MLB free agency is set to begin this weekend. Stay tuned.

The Hot Stove is Far From Hot.

For the first time in weeks, I thought the MLB hot stove was about to heat up. Pirates ace Gerrit Cole has been traded to the Houston Astros, or so I thought. It turns out that this was just a ‘false rumor’ or something along those lines.

This was a bummer. This move would have surpassed Wade Davis to the Rockies as the biggest move of the offseason. Sure, Gerrit Cole will more than likely get traded within the next few days, but it’s still all speculation. We can’t avoid the fact that the MLB offseason is progressing at a snail’s pace. JD Martinez, Eric Hosmer, and Jake Arrieta are just some of the top free agents still on the market. I thought for sure the Giancarlo Stanton trade would loosen things up back in December, but clearly I was wrong. If I had to guess what is causing this free agency back-up, I would say committment is the biggest issue. Big league clubs aren’t as willing as they used to to hand out large deals over an extended period of times. Gone are the days of ten-year deals, in my opinion. Josh Hamilton, Pablo Sandoval, and even Albert Pujols come to mind. I know that they did not sign ten-year deals, but the clubs they signed with certainly did not get a positive return on investment.
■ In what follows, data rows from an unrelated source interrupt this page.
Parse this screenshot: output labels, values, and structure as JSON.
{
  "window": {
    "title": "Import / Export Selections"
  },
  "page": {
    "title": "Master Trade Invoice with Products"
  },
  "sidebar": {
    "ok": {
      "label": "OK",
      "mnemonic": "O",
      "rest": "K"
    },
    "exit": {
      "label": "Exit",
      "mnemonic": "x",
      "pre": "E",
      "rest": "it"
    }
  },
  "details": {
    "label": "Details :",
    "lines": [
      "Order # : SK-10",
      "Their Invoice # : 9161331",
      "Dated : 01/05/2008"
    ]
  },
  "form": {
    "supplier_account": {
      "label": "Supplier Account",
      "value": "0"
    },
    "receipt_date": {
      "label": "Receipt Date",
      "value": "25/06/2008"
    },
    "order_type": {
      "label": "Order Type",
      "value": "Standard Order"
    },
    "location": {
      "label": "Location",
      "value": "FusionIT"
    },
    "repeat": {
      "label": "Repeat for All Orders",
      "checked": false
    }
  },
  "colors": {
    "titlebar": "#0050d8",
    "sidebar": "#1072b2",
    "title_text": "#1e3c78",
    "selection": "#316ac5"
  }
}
Although the clubs are leaning more towards short-term deals, it remains to be seen if players and their agents will ever accept it. As an agent, I’m fairly certain you want to get the most value out of your client, and that’s what Scott Boras specializes in. Because of this, you have guys like JD Martinez and Eric Hosmer who remain unsigned. There have been rumors that both are seeking deals where their AAV would exceed $20 million dollars, that’s not the problem. The problem is the length of the contract. Given the fact Martinez is already 30 years old, I’m certain there’s a consensus around Major League Baseball that he is not worth a seven or eight year deal, which appears to be what Boras, his agent, wants.
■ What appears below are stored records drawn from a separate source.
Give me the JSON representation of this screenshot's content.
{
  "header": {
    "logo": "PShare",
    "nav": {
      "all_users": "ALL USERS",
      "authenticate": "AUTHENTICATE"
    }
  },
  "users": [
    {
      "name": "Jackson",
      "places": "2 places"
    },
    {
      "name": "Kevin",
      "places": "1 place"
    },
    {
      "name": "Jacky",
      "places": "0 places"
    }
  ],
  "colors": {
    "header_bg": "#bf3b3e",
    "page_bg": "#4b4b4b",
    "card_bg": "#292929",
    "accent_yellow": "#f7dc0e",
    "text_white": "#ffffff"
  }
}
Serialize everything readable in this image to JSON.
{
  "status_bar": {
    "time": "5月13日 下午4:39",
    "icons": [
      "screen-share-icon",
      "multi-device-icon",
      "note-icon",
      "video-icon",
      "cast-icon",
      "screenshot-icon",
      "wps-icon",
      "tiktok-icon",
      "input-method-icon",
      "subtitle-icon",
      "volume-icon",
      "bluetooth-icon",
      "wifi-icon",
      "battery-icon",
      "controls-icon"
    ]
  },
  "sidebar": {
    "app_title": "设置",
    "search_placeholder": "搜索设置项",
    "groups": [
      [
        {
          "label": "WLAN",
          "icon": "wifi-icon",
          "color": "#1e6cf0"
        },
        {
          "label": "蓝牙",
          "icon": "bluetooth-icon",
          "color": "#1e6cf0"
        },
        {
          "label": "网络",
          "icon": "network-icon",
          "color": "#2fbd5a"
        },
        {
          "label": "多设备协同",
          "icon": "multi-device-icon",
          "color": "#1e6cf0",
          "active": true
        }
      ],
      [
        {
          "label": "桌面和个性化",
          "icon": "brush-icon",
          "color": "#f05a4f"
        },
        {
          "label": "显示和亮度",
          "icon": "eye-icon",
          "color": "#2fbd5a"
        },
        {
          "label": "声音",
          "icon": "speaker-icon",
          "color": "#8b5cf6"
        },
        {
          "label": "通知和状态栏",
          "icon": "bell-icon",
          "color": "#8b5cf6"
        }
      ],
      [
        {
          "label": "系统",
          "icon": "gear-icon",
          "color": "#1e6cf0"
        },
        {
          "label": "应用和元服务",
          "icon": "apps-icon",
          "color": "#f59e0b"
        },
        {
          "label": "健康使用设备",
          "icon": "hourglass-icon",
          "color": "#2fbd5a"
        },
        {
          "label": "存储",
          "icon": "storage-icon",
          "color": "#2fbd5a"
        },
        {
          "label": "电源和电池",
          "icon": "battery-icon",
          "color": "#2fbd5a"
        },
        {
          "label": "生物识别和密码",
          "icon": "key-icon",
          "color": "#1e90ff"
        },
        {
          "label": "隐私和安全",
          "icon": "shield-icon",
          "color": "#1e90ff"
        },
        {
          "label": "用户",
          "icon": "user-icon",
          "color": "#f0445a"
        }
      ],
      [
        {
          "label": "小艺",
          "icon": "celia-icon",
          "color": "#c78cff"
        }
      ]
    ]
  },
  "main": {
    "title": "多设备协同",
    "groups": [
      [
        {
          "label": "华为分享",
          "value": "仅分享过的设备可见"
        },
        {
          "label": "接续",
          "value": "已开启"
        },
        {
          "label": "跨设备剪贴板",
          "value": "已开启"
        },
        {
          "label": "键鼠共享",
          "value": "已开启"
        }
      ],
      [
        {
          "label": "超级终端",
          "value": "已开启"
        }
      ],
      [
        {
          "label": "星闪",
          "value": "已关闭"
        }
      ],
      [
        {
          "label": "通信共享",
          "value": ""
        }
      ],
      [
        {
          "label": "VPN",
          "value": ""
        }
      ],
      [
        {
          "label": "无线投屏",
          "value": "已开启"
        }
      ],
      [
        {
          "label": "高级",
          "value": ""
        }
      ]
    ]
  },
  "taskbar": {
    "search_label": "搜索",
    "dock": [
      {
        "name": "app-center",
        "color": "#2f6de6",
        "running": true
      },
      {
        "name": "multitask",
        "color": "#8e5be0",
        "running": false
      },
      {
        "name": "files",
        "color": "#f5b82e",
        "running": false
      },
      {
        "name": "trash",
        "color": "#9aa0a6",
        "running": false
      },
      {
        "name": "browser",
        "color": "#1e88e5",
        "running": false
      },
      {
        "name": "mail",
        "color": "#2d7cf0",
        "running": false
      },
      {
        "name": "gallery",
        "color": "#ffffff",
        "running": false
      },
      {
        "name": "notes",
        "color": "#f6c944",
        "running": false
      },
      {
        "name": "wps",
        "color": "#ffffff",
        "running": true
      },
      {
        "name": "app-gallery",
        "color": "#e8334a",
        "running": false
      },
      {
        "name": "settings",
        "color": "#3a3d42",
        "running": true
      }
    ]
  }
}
There are several factors that go into a player and his agent wanting a long deal, but baseball may be ushering in a new era where that is a rare occasion. You have your once in a generation talent like Bryce Harper and Manny Machado who are going to get deals that last 10+ years, but what about the rest? Is it worth it for the Red Sox to pay JD Martinez north of $20 million dollars a year into his age 37 season? Probably not. If Martinez and Boras were accepting of a three or four-year deal, then he would have been signed weeks ago, the same with Eric Hosmer. All I know is, the market is messed up and this may be the start of something new in baseball.